**Assigned task**
Locate every line in the records below that contains the word "Details", and copy each one.
Record excerpts Block Start
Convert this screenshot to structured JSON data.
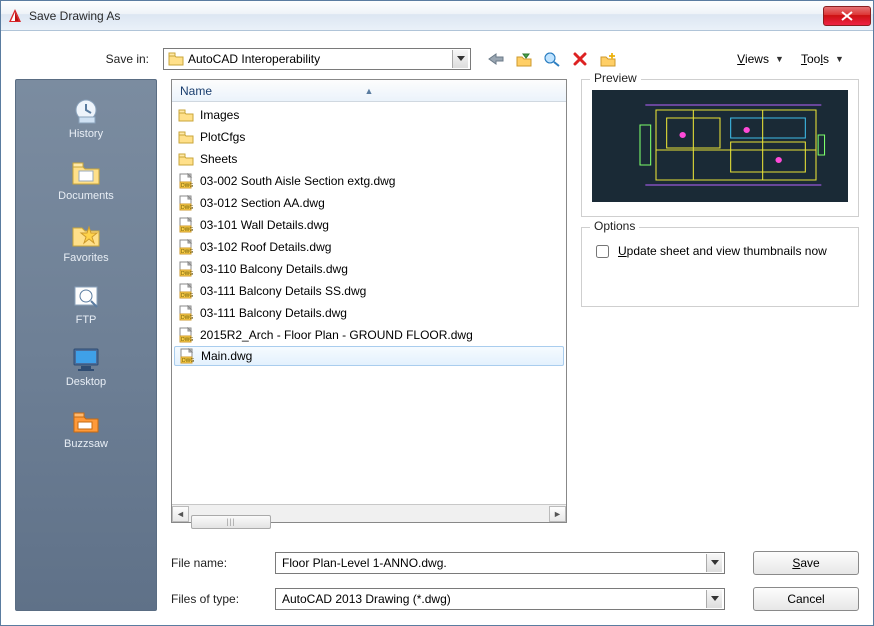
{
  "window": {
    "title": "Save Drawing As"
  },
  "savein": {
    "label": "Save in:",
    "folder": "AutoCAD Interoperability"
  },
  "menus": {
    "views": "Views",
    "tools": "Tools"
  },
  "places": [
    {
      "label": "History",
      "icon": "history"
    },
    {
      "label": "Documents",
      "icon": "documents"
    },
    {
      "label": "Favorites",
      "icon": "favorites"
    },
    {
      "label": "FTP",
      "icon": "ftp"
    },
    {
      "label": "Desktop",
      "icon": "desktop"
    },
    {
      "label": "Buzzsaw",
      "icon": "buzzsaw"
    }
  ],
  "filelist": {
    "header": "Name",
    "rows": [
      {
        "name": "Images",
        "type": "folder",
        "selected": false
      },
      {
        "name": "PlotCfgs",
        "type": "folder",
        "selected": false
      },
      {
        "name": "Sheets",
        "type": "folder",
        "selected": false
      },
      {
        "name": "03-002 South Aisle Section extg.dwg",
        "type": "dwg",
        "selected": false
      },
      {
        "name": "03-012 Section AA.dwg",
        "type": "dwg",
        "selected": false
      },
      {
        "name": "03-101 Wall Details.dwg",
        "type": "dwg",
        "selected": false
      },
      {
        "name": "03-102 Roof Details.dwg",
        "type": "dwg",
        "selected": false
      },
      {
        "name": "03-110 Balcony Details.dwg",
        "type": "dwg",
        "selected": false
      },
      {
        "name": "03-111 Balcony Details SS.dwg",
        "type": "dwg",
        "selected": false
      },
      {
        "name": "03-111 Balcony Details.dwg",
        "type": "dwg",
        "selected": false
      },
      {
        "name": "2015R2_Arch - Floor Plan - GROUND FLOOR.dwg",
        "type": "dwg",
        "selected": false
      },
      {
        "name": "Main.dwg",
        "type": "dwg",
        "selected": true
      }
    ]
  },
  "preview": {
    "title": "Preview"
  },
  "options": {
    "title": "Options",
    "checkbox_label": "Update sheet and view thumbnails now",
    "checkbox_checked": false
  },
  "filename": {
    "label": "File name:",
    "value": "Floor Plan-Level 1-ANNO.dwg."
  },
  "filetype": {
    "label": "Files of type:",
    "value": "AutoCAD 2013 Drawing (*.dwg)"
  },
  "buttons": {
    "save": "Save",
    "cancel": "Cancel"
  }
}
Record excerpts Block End
**Task response**
        "name": "03-101 Wall Details.dwg",
        "name": "03-102 Roof Details.dwg",
        "name": "03-110 Balcony Details.dwg",
        "name": "03-111 Balcony Details SS.dwg",
        "name": "03-111 Balcony Details.dwg",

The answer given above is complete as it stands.